TH: What’s your plan to generate income?
Janeckova: I’m going to try freelancing and see how I feel about it. The plan is to put some feelers out and see what happens. In my last job, I helped companies in different stages of product design and development process and I’d love to leverage my experience in this domain.
At the same time, I’m looking into opportunities to develop business locally, in Siargao. I have a Slovakian digital magazine as well, which has been running for over a year so that’s another venture of mine.
TH: Would you like to maintain a nomadic lifestyle for a long time?
Janeckova: For as long as it feels good and makes sense to me. So far, I haven’t felt the need to settle down. In fact, that idea of having one permanent home makes me feel uncomfortable. I like to feel the flow of things and that often means being able to pack and go.
In this day and age you really don’t need to fixate yourself on one place. There’re plenty of hacks to make things accessible anywhere you are. I also believe that the less you own, the less owns you and I live my life according to this right now. Before leaving London, I went through a process of minimising my life requirements just to see how little I could live with, if I could train myself to let go easier and to understand what were the most important things in my life.
It’s applicable to both material things, experiences, but also people. It’s actually a great exercise that prepares you for the nomadic lifestyle both mentally and helps you save money before you travel.
TH: Do you have any advice for aspiring digital nomads?
Janeckova: If you’re an aspiring digital nomad then you already know your reasons for changing your lifestyle. Why wait any longer, just make the move. You’ll regret it if you never tried. Worst case, you can always come back to where you are now.
Here’s my advice once you’re on the road — because that’s where the real challenges come in: open up. Open your heart and your mind to new people, new ideas, even new food. Nomadic lifestyle can be a very lonely experience. It is so because you’re not only changing your place of residence, you’re (most probably) becoming an entrepreneur, too. Both transitions can give you an incredibly alienating feeling, especially when they join forces.
You really need a lot of motivation every day. The thing I understood quite quickly was that when I open up to new friendships and new sources of inspiration, which can come from literally anywhere, I don’t need to struggle so much trying to self-motivate. Plus, there’s a lot of nomad communities that one can reach online. So my suggestions is to make use of social engagement opportunities both physically and virtually from day one. That’s what’s gonna keep your head above water when the darker days come.

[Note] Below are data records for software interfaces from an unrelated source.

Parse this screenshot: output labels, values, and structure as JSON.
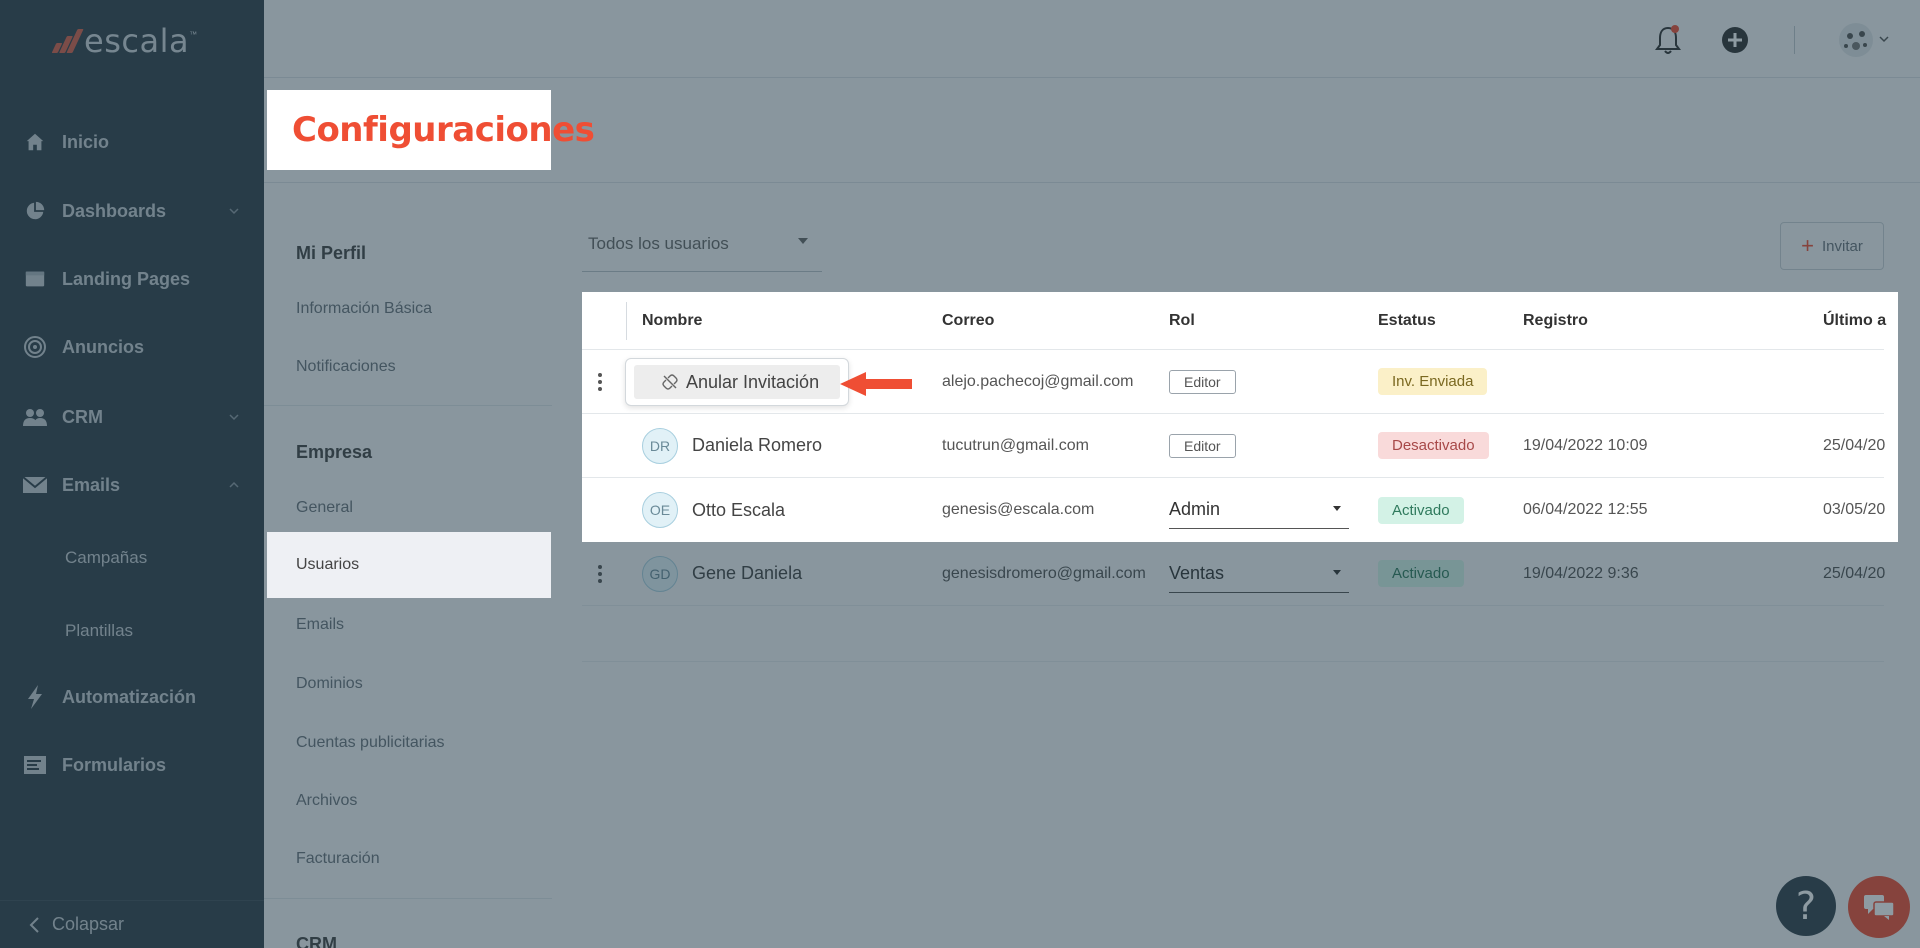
{
  "brand": {
    "name": "escala",
    "tm": "™"
  },
  "sidebar": {
    "items": [
      {
        "label": "Inicio",
        "icon": "home-icon"
      },
      {
        "label": "Dashboards",
        "icon": "pie-chart-icon"
      },
      {
        "label": "Landing Pages",
        "icon": "browser-window-icon"
      },
      {
        "label": "Anuncios",
        "icon": "target-icon"
      },
      {
        "label": "CRM",
        "icon": "users-icon"
      },
      {
        "label": "Emails",
        "icon": "envelope-icon"
      },
      {
        "label": "Automatización",
        "icon": "lightning-icon"
      },
      {
        "label": "Formularios",
        "icon": "form-icon"
      }
    ],
    "emails_sub": [
      "Campañas",
      "Plantillas"
    ],
    "collapse_label": "Colapsar"
  },
  "header": {
    "title": "Configuraciones"
  },
  "settings_nav": {
    "section1_title": "Mi Perfil",
    "section1_items": [
      "Información Básica",
      "Notificaciones"
    ],
    "section2_title": "Empresa",
    "section2_items": [
      "General",
      "Usuarios",
      "Emails",
      "Dominios",
      "Cuentas publicitarias",
      "Archivos",
      "Facturación"
    ],
    "section3_title": "CRM"
  },
  "filter": {
    "selected": "Todos los usuarios"
  },
  "invite": {
    "label": "Invitar"
  },
  "table": {
    "headers": [
      "Nombre",
      "Correo",
      "Rol",
      "Estatus",
      "Registro",
      "Último a"
    ],
    "rows": [
      {
        "initials": "",
        "name": "",
        "email": "alejo.pachecoj@gmail.com",
        "role": "Editor",
        "status": "Inv. Enviada",
        "registered": "",
        "last": ""
      },
      {
        "initials": "DR",
        "name": "Daniela Romero",
        "email": "tucutrun@gmail.com",
        "role": "Editor",
        "status": "Desactivado",
        "registered": "19/04/2022 10:09",
        "last": "25/04/20"
      },
      {
        "initials": "OE",
        "name": "Otto Escala",
        "email": "genesis@escala.com",
        "role": "Admin",
        "status": "Activado",
        "registered": "06/04/2022 12:55",
        "last": "03/05/20"
      },
      {
        "initials": "GD",
        "name": "Gene Daniela",
        "email": "genesisdromero@gmail.com",
        "role": "Ventas",
        "status": "Activado",
        "registered": "19/04/2022 9:36",
        "last": "25/04/20"
      }
    ]
  },
  "popup": {
    "label": "Anular Invitación"
  },
  "help": {
    "label": "?"
  },
  "colors": {
    "accent": "#ef4e34",
    "sidebar_bg": "#33414b"
  }
}
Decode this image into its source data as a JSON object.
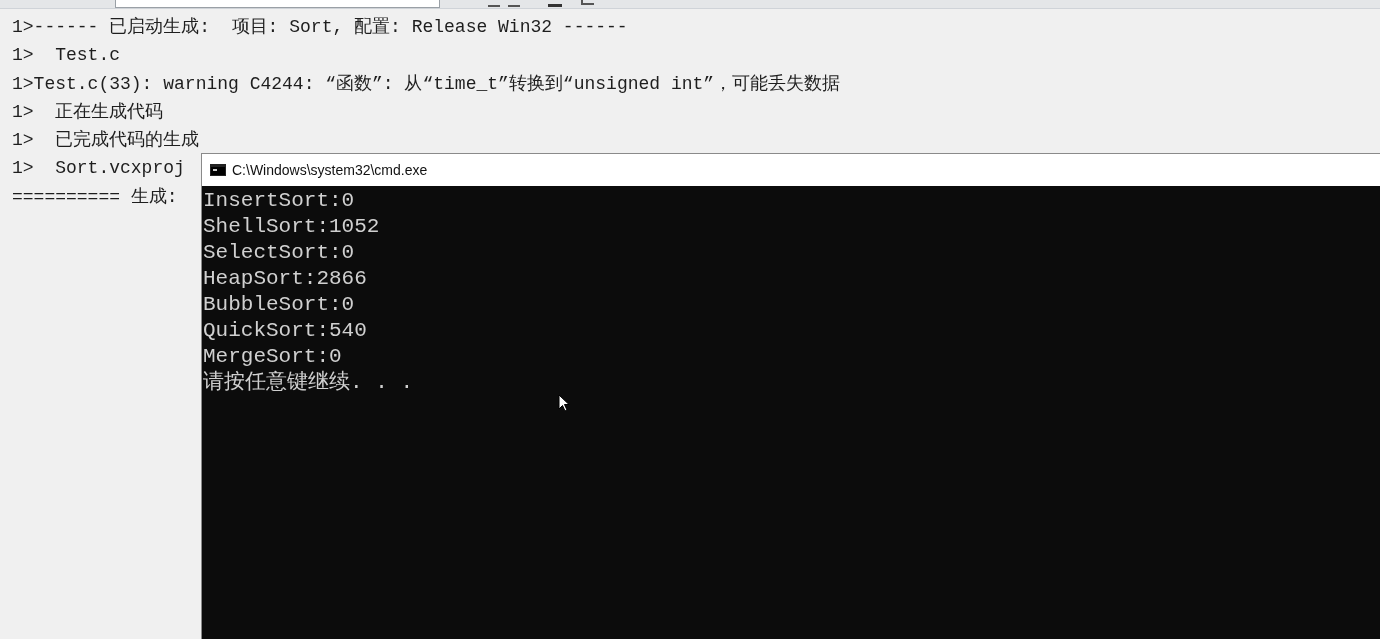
{
  "output": {
    "lines": [
      "1>------ 已启动生成:  项目: Sort, 配置: Release Win32 ------",
      "1>  Test.c",
      "1>Test.c(33): warning C4244: “函数”: 从“time_t”转换到“unsigned int”，可能丢失数据",
      "1>  正在生成代码",
      "1>  已完成代码的生成",
      "1>  Sort.vcxproj",
      "========== 生成:"
    ]
  },
  "console": {
    "title": "C:\\Windows\\system32\\cmd.exe",
    "lines": [
      "InsertSort:0",
      "ShellSort:1052",
      "SelectSort:0",
      "HeapSort:2866",
      "BubbleSort:0",
      "QuickSort:540",
      "MergeSort:0",
      "请按任意键继续. . ."
    ]
  }
}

For advice from a successful digital nomad, read Maarten Belman’s story here.
All photos are Janeckova’s own.